Our authors for 2018 are a diverse group whose work variously evokes images of a whirling griot dervish, an Arabic oral ruba'iyat linking climate change and the oppression of women, a military brat at the food of the Rockies, and anthropomorphized creatures that morph into a love song that renders queer lives both vulnerable and endearing.
- Rooster, Dog, Crow by Jim Nason
- Night Flying by Laurie Fuhr
- Nouveau Griot by Tanya Evanson
- Ruba'iyat for the Time of Apricots by Basma Kavanagh
By Jim Nason In a world where upside-down politics dovetails with the carnivalesque, a love triangle unfolds between a belligerent Rooster, a happy-go-lucky meth-addicted Dog, and a gender-fluid Crow. Nason’s sixth poetry collection goes to the extremes of the...
A poem by Basma Kavanagh This book length poem comprises three major interwoven threads: Ahli, an auto/biographical thread about my Lebanese heritage; Astura, a grim tale linking climate change and the oppression of women, and Ana, a reflection on identity,...

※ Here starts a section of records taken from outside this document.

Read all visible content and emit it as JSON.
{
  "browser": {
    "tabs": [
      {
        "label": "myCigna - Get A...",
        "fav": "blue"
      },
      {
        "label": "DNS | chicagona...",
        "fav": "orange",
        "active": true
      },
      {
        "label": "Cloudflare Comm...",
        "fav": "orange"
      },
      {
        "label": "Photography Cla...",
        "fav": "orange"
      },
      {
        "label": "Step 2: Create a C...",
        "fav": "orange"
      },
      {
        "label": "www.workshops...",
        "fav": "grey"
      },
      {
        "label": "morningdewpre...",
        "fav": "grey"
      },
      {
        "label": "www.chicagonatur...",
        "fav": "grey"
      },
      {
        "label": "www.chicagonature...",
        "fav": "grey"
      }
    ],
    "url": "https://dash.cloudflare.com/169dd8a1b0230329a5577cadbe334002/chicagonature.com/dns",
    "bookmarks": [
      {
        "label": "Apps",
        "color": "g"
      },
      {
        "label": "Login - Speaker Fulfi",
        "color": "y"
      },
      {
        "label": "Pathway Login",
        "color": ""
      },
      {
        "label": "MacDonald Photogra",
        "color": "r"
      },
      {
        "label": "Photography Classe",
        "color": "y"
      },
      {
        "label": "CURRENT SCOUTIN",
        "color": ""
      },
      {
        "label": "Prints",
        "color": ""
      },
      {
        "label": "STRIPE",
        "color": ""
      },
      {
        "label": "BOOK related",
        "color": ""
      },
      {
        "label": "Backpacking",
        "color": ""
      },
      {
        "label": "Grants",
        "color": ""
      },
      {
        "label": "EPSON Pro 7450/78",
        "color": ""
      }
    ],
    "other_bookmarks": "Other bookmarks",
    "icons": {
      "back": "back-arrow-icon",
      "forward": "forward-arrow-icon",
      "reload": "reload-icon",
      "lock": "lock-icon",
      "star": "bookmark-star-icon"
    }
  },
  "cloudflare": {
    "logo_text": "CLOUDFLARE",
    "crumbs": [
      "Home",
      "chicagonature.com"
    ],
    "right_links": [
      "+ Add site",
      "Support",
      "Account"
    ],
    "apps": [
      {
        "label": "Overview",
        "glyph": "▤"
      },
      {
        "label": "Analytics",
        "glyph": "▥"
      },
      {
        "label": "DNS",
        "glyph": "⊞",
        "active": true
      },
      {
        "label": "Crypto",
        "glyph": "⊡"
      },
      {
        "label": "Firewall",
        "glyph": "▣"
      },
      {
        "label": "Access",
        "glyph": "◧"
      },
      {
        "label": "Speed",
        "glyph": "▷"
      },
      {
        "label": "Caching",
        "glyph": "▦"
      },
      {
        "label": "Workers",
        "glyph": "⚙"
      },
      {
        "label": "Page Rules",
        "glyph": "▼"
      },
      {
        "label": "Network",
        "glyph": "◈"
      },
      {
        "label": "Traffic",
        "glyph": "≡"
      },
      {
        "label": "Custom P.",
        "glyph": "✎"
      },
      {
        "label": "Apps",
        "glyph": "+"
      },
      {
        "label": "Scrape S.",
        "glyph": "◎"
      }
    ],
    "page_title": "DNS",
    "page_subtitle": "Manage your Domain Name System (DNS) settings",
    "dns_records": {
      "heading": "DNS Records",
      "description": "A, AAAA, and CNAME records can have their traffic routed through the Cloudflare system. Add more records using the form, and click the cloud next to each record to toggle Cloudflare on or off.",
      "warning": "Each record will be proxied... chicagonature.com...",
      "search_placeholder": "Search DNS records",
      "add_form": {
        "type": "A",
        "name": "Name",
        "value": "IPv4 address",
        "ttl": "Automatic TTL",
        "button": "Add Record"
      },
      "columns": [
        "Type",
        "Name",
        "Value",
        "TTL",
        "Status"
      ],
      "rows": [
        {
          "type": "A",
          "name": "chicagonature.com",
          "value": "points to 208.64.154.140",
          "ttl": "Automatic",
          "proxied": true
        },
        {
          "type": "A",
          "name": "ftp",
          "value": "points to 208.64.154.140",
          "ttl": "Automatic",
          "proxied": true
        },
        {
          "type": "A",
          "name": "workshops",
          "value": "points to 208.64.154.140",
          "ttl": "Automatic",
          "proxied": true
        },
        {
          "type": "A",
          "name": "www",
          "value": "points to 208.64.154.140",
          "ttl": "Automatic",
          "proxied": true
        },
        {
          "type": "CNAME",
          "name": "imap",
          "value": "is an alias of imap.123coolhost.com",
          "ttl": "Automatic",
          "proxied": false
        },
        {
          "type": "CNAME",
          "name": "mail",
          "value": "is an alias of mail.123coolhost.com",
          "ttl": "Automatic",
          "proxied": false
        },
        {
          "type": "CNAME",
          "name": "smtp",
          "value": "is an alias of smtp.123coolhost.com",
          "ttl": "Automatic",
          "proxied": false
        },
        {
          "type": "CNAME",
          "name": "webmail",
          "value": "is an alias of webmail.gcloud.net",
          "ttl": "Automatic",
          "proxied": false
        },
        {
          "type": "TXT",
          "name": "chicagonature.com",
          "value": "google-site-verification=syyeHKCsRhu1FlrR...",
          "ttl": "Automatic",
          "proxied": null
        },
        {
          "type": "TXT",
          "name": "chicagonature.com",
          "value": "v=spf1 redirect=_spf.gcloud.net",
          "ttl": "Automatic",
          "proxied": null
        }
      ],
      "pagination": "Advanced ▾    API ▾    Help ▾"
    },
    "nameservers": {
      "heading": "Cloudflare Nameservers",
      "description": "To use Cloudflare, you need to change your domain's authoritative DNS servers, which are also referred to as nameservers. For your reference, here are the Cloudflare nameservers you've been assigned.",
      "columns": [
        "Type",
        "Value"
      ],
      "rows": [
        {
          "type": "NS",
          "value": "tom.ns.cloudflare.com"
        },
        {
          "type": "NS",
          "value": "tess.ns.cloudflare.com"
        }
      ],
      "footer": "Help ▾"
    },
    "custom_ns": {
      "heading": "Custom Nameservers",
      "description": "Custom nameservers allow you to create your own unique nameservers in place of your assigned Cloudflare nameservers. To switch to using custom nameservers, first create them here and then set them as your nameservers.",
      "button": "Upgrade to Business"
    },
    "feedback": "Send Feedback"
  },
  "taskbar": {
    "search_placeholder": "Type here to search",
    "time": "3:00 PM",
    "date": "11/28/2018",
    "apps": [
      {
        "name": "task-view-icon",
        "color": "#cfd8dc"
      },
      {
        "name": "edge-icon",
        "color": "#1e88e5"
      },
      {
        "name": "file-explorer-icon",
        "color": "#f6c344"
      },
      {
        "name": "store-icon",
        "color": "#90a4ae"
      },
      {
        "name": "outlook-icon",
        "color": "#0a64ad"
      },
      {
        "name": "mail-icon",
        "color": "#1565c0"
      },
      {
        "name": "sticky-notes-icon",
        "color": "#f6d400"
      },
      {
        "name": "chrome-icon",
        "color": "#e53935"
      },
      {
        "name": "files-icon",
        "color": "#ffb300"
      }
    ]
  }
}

By Laurie Fuhr These poems capture the ways of the great Canadian military brat, vanishing points, flights, and gothic perceptions. Shortlisted for the Robert Kroetsch award for experimental poetry, these poems contain the rhythm of a musician and the eye of a owl....